Output the data verbatim, with nothing added or dropped.

Extracted information:
============================================================
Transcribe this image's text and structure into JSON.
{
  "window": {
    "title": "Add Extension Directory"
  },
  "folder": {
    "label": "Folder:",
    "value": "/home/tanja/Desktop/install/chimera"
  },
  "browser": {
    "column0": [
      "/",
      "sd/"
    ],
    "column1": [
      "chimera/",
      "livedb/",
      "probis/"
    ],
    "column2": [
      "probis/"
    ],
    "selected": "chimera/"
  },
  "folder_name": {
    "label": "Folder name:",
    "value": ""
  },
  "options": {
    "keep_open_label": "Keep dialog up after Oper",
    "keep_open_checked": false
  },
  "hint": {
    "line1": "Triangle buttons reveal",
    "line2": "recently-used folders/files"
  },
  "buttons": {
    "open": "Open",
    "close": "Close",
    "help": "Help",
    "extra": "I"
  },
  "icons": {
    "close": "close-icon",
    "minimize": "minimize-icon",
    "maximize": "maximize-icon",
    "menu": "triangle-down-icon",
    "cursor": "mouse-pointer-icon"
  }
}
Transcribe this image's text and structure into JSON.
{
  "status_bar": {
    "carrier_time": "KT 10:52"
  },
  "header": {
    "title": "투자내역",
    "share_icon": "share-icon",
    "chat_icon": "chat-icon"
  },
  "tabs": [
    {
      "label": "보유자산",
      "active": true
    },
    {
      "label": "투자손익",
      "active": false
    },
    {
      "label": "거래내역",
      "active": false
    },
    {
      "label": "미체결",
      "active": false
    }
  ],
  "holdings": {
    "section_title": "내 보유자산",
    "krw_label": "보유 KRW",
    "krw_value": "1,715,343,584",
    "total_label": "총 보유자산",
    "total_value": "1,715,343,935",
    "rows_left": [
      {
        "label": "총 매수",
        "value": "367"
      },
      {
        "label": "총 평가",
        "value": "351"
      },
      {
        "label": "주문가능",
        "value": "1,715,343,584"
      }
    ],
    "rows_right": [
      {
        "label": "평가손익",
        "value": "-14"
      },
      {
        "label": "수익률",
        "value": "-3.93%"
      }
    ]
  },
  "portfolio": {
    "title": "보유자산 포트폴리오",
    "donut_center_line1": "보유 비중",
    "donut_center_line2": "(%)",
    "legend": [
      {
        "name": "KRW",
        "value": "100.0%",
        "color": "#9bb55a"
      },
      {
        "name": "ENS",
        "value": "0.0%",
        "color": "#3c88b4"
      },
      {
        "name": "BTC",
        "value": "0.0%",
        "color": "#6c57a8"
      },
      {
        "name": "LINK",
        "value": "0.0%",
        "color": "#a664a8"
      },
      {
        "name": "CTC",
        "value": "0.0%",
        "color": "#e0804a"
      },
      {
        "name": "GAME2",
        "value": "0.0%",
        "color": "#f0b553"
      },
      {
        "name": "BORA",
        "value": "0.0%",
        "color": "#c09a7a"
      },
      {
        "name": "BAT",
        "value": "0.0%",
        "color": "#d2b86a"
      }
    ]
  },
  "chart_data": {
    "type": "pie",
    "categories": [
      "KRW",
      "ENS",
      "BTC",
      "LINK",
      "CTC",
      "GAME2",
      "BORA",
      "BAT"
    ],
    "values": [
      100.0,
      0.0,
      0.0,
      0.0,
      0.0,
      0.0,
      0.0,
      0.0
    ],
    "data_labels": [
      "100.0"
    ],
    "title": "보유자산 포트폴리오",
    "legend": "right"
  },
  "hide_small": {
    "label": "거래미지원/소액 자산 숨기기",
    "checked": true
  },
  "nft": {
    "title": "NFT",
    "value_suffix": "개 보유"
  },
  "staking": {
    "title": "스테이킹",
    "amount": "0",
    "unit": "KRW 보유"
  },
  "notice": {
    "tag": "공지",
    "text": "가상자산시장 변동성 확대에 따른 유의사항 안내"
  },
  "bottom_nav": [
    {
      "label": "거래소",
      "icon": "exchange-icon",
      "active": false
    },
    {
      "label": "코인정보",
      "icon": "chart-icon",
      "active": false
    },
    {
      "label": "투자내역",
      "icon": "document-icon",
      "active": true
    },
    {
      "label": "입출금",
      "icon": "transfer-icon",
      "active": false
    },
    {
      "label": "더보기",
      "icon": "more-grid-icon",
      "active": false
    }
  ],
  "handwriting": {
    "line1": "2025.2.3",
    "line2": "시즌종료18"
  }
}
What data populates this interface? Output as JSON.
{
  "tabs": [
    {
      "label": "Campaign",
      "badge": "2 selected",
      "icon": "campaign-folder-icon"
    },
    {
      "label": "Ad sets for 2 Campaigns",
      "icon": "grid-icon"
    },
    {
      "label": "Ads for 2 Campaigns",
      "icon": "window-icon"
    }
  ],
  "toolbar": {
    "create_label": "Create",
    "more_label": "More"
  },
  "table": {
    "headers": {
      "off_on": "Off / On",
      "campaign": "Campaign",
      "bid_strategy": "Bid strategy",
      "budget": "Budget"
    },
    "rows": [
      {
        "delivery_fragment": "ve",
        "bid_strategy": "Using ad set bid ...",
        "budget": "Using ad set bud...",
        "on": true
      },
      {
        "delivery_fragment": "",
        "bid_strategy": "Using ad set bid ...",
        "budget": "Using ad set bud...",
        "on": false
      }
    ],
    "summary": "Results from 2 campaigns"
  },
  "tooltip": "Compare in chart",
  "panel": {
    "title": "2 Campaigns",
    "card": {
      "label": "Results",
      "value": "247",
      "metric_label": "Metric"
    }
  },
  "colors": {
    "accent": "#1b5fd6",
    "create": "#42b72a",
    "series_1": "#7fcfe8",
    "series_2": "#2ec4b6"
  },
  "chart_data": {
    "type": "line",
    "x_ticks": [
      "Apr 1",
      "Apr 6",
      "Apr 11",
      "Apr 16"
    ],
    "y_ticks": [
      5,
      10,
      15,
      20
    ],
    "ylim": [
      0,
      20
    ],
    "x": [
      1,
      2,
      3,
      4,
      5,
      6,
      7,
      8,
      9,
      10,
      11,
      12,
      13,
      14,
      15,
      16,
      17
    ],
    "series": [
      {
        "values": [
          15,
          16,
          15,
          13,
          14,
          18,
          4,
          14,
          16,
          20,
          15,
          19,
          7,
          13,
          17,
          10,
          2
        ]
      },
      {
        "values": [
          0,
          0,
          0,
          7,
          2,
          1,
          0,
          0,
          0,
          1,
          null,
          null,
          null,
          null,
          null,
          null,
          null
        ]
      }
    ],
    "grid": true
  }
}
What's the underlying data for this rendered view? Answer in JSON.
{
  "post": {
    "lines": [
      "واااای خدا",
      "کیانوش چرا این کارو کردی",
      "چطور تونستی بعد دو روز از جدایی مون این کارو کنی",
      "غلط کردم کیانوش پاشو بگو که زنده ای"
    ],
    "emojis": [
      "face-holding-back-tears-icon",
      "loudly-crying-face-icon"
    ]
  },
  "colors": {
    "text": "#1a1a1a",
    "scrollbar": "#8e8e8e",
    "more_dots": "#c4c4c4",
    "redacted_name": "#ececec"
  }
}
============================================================
Exercise output:
Transcribe this image's text and structure into JSON.
{
  "window": {
    "title": "Add Extension Directory"
  },
  "folder": {
    "label": "Folder:",
    "value": "/home/tanja/Desktop/install/chimera"
  },
  "browser": {
    "column0": [
      "/",
      "sd/"
    ],
    "column1": [
      "chimera/",
      "livedb/",
      "probis/"
    ],
    "column2": [
      "probis/"
    ],
    "selected": "chimera/"
  },
  "folder_name": {
    "label": "Folder name:",
    "value": ""
  },
  "options": {
    "keep_open_label": "Keep dialog up after Oper",
    "keep_open_checked": false
  },
  "hint": {
    "line1": "Triangle buttons reveal",
    "line2": "recently-used folders/files"
  },
  "buttons": {
    "open": "Open",
    "close": "Close",
    "help": "Help",
    "extra": "I"
  },
  "icons": {
    "close": "close-icon",
    "minimize": "minimize-icon",
    "maximize": "maximize-icon",
    "menu": "triangle-down-icon",
    "cursor": "mouse-pointer-icon"
  }
}
Transcribe this image's text and structure into JSON.
{
  "status_bar": {
    "carrier_time": "KT 10:52"
  },
  "header": {
    "title": "투자내역",
    "share_icon": "share-icon",
    "chat_icon": "chat-icon"
  },
  "tabs": [
    {
      "label": "보유자산",
      "active": true
    },
    {
      "label": "투자손익",
      "active": false
    },
    {
      "label": "거래내역",
      "active": false
    },
    {
      "label": "미체결",
      "active": false
    }
  ],
  "holdings": {
    "section_title": "내 보유자산",
    "krw_label": "보유 KRW",
    "krw_value": "1,715,343,584",
    "total_label": "총 보유자산",
    "total_value": "1,715,343,935",
    "rows_left": [
      {
        "label": "총 매수",
        "value": "367"
      },
      {
        "label": "총 평가",
        "value": "351"
      },
      {
        "label": "주문가능",
        "value": "1,715,343,584"
      }
    ],
    "rows_right": [
      {
        "label": "평가손익",
        "value": "-14"
      },
      {
        "label": "수익률",
        "value": "-3.93%"
      }
    ]
  },
  "portfolio": {
    "title": "보유자산 포트폴리오",
    "donut_center_line1": "보유 비중",
    "donut_center_line2": "(%)",
    "legend": [
      {
        "name": "KRW",
        "value": "100.0%",
        "color": "#9bb55a"
      },
      {
        "name": "ENS",
        "value": "0.0%",
        "color": "#3c88b4"
      },
      {
        "name": "BTC",
        "value": "0.0%",
        "color": "#6c57a8"
      },
      {
        "name": "LINK",
        "value": "0.0%",
        "color": "#a664a8"
      },
      {
        "name": "CTC",
        "value": "0.0%",
        "color": "#e0804a"
      },
      {
        "name": "GAME2",
        "value": "0.0%",
        "color": "#f0b553"
      },
      {
        "name": "BORA",
        "value": "0.0%",
        "color": "#c09a7a"
      },
      {
        "name": "BAT",
        "value": "0.0%",
        "color": "#d2b86a"
      }
    ]
  },
  "chart_data": {
    "type": "pie",
    "categories": [
      "KRW",
      "ENS",
      "BTC",
      "LINK",
      "CTC",
      "GAME2",
      "BORA",
      "BAT"
    ],
    "values": [
      100.0,
      0.0,
      0.0,
      0.0,
      0.0,
      0.0,
      0.0,
      0.0
    ],
    "data_labels": [
      "100.0"
    ],
    "title": "보유자산 포트폴리오",
    "legend": "right"
  },
  "hide_small": {
    "label": "거래미지원/소액 자산 숨기기",
    "checked": true
  },
  "nft": {
    "title": "NFT",
    "value_suffix": "개 보유"
  },
  "staking": {
    "title": "스테이킹",
    "amount": "0",
    "unit": "KRW 보유"
  },
  "notice": {
    "tag": "공지",
    "text": "가상자산시장 변동성 확대에 따른 유의사항 안내"
  },
  "bottom_nav": [
    {
      "label": "거래소",
      "icon": "exchange-icon",
      "active": false
    },
    {
      "label": "코인정보",
      "icon": "chart-icon",
      "active": false
    },
    {
      "label": "투자내역",
      "icon": "document-icon",
      "active": true
    },
    {
      "label": "입출금",
      "icon": "transfer-icon",
      "active": false
    },
    {
      "label": "더보기",
      "icon": "more-grid-icon",
      "active": false
    }
  ],
  "handwriting": {
    "line1": "2025.2.3",
    "line2": "시즌종료18"
  }
}
What data populates this interface? Output as JSON.
{
  "tabs": [
    {
      "label": "Campaign",
      "badge": "2 selected",
      "icon": "campaign-folder-icon"
    },
    {
      "label": "Ad sets for 2 Campaigns",
      "icon": "grid-icon"
    },
    {
      "label": "Ads for 2 Campaigns",
      "icon": "window-icon"
    }
  ],
  "toolbar": {
    "create_label": "Create",
    "more_label": "More"
  },
  "table": {
    "headers": {
      "off_on": "Off / On",
      "campaign": "Campaign",
      "bid_strategy": "Bid strategy",
      "budget": "Budget"
    },
    "rows": [
      {
        "delivery_fragment": "ve",
        "bid_strategy": "Using ad set bid ...",
        "budget": "Using ad set bud...",
        "on": true
      },
      {
        "delivery_fragment": "",
        "bid_strategy": "Using ad set bid ...",
        "budget": "Using ad set bud...",
        "on": false
      }
    ],
    "summary": "Results from 2 campaigns"
  },
  "tooltip": "Compare in chart",
  "panel": {
    "title": "2 Campaigns",
    "card": {
      "label": "Results",
      "value": "247",
      "metric_label": "Metric"
    }
  },
  "colors": {
    "accent": "#1b5fd6",
    "create": "#42b72a",
    "series_1": "#7fcfe8",
    "series_2": "#2ec4b6"
  },
  "chart_data": {
    "type": "line",
    "x_ticks": [
      "Apr 1",
      "Apr 6",
      "Apr 11",
      "Apr 16"
    ],
    "y_ticks": [
      5,
      10,
      15,
      20
    ],
    "ylim": [
      0,
      20
    ],
    "x": [
      1,
      2,
      3,
      4,
      5,
      6,
      7,
      8,
      9,
      10,
      11,
      12,
      13,
      14,
      15,
      16,
      17
    ],
    "series": [
      {
        "values": [
          15,
          16,
          15,
          13,
          14,
          18,
          4,
          14,
          16,
          20,
          15,
          19,
          7,
          13,
          17,
          10,
          2
        ]
      },
      {
        "values": [
          0,
          0,
          0,
          7,
          2,
          1,
          0,
          0,
          0,
          1,
          null,
          null,
          null,
          null,
          null,
          null,
          null
        ]
      }
    ],
    "grid": true
  }
}
What's the underlying data for this rendered view? Answer in JSON.
{
  "post": {
    "lines": [
      "واااای خدا",
      "کیانوش چرا این کارو کردی",
      "چطور تونستی بعد دو روز از جدایی مون این کارو کنی",
      "غلط کردم کیانوش پاشو بگو که زنده ای"
    ],
    "emojis": [
      "face-holding-back-tears-icon",
      "loudly-crying-face-icon"
    ]
  },
  "colors": {
    "text": "#1a1a1a",
    "scrollbar": "#8e8e8e",
    "more_dots": "#c4c4c4",
    "redacted_name": "#ececec"
  }
}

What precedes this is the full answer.